Task requirements
Every line below should be given again without alteration.

Dataset
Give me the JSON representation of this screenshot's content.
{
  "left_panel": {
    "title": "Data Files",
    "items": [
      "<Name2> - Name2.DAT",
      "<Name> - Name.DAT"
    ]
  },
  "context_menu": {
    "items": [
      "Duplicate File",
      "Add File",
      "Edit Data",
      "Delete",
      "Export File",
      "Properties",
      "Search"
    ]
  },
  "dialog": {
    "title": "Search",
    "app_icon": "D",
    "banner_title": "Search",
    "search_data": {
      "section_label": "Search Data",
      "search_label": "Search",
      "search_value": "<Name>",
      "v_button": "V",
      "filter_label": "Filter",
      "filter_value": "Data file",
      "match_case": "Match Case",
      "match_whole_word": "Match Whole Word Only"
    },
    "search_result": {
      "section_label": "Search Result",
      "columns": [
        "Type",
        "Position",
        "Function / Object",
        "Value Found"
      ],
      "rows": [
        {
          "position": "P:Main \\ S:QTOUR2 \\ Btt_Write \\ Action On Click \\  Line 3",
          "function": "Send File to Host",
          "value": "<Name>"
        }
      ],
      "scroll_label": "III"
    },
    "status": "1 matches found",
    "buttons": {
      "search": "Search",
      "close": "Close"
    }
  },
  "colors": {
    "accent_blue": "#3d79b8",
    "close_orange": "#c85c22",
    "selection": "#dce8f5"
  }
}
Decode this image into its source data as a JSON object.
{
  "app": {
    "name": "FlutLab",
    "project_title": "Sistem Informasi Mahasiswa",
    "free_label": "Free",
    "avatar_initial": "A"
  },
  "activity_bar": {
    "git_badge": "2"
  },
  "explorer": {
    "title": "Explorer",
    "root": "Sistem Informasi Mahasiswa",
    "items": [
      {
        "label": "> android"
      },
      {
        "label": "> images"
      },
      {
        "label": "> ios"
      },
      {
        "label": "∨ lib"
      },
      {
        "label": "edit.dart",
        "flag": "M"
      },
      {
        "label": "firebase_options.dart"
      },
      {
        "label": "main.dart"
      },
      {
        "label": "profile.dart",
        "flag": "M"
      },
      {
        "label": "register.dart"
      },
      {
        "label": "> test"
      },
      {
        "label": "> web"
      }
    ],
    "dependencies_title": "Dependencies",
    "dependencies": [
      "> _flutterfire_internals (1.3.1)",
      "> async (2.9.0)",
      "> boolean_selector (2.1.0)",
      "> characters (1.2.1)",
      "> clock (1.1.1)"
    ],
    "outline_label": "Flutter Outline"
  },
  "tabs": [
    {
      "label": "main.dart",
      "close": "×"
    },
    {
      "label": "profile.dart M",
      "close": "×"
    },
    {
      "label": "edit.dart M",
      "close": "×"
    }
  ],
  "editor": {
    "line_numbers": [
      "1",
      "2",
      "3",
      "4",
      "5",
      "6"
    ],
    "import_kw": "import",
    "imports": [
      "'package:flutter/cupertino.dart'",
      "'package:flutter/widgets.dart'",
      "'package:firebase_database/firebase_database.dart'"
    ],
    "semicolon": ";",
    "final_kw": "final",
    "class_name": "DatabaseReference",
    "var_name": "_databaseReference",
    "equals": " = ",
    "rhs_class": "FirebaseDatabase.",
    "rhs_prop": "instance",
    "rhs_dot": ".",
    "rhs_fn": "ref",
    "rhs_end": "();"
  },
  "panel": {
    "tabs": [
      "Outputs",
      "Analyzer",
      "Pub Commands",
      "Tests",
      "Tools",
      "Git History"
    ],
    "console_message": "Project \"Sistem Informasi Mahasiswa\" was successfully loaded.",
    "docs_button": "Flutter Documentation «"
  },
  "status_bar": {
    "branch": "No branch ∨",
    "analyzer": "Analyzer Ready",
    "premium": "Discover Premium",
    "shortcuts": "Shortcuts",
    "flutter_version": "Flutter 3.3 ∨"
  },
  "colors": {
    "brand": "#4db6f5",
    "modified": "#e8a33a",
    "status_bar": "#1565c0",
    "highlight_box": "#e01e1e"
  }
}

Solution for this exercise
Give me the JSON representation of this screenshot's content.
{
  "left_panel": {
    "title": "Data Files",
    "items": [
      "<Name2> - Name2.DAT",
      "<Name> - Name.DAT"
    ]
  },
  "context_menu": {
    "items": [
      "Duplicate File",
      "Add File",
      "Edit Data",
      "Delete",
      "Export File",
      "Properties",
      "Search"
    ]
  },
  "dialog": {
    "title": "Search",
    "app_icon": "D",
    "banner_title": "Search",
    "search_data": {
      "section_label": "Search Data",
      "search_label": "Search",
      "search_value": "<Name>",
      "v_button": "V",
      "filter_label": "Filter",
      "filter_value": "Data file",
      "match_case": "Match Case",
      "match_whole_word": "Match Whole Word Only"
    },
    "search_result": {
      "section_label": "Search Result",
      "columns": [
        "Type",
        "Position",
        "Function / Object",
        "Value Found"
      ],
      "rows": [
        {
          "position": "P:Main \\ S:QTOUR2 \\ Btt_Write \\ Action On Click \\  Line 3",
          "function": "Send File to Host",
          "value": "<Name>"
        }
      ],
      "scroll_label": "III"
    },
    "status": "1 matches found",
    "buttons": {
      "search": "Search",
      "close": "Close"
    }
  },
  "colors": {
    "accent_blue": "#3d79b8",
    "close_orange": "#c85c22",
    "selection": "#dce8f5"
  }
}
Decode this image into its source data as a JSON object.
{
  "app": {
    "name": "FlutLab",
    "project_title": "Sistem Informasi Mahasiswa",
    "free_label": "Free",
    "avatar_initial": "A"
  },
  "activity_bar": {
    "git_badge": "2"
  },
  "explorer": {
    "title": "Explorer",
    "root": "Sistem Informasi Mahasiswa",
    "items": [
      {
        "label": "> android"
      },
      {
        "label": "> images"
      },
      {
        "label": "> ios"
      },
      {
        "label": "∨ lib"
      },
      {
        "label": "edit.dart",
        "flag": "M"
      },
      {
        "label": "firebase_options.dart"
      },
      {
        "label": "main.dart"
      },
      {
        "label": "profile.dart",
        "flag": "M"
      },
      {
        "label": "register.dart"
      },
      {
        "label": "> test"
      },
      {
        "label": "> web"
      }
    ],
    "dependencies_title": "Dependencies",
    "dependencies": [
      "> _flutterfire_internals (1.3.1)",
      "> async (2.9.0)",
      "> boolean_selector (2.1.0)",
      "> characters (1.2.1)",
      "> clock (1.1.1)"
    ],
    "outline_label": "Flutter Outline"
  },
  "tabs": [
    {
      "label": "main.dart",
      "close": "×"
    },
    {
      "label": "profile.dart M",
      "close": "×"
    },
    {
      "label": "edit.dart M",
      "close": "×"
    }
  ],
  "editor": {
    "line_numbers": [
      "1",
      "2",
      "3",
      "4",
      "5",
      "6"
    ],
    "import_kw": "import",
    "imports": [
      "'package:flutter/cupertino.dart'",
      "'package:flutter/widgets.dart'",
      "'package:firebase_database/firebase_database.dart'"
    ],
    "semicolon": ";",
    "final_kw": "final",
    "class_name": "DatabaseReference",
    "var_name": "_databaseReference",
    "equals": " = ",
    "rhs_class": "FirebaseDatabase.",
    "rhs_prop": "instance",
    "rhs_dot": ".",
    "rhs_fn": "ref",
    "rhs_end": "();"
  },
  "panel": {
    "tabs": [
      "Outputs",
      "Analyzer",
      "Pub Commands",
      "Tests",
      "Tools",
      "Git History"
    ],
    "console_message": "Project \"Sistem Informasi Mahasiswa\" was successfully loaded.",
    "docs_button": "Flutter Documentation «"
  },
  "status_bar": {
    "branch": "No branch ∨",
    "analyzer": "Analyzer Ready",
    "premium": "Discover Premium",
    "shortcuts": "Shortcuts",
    "flutter_version": "Flutter 3.3 ∨"
  },
  "colors": {
    "brand": "#4db6f5",
    "modified": "#e8a33a",
    "status_bar": "#1565c0",
    "highlight_box": "#e01e1e"
  }
}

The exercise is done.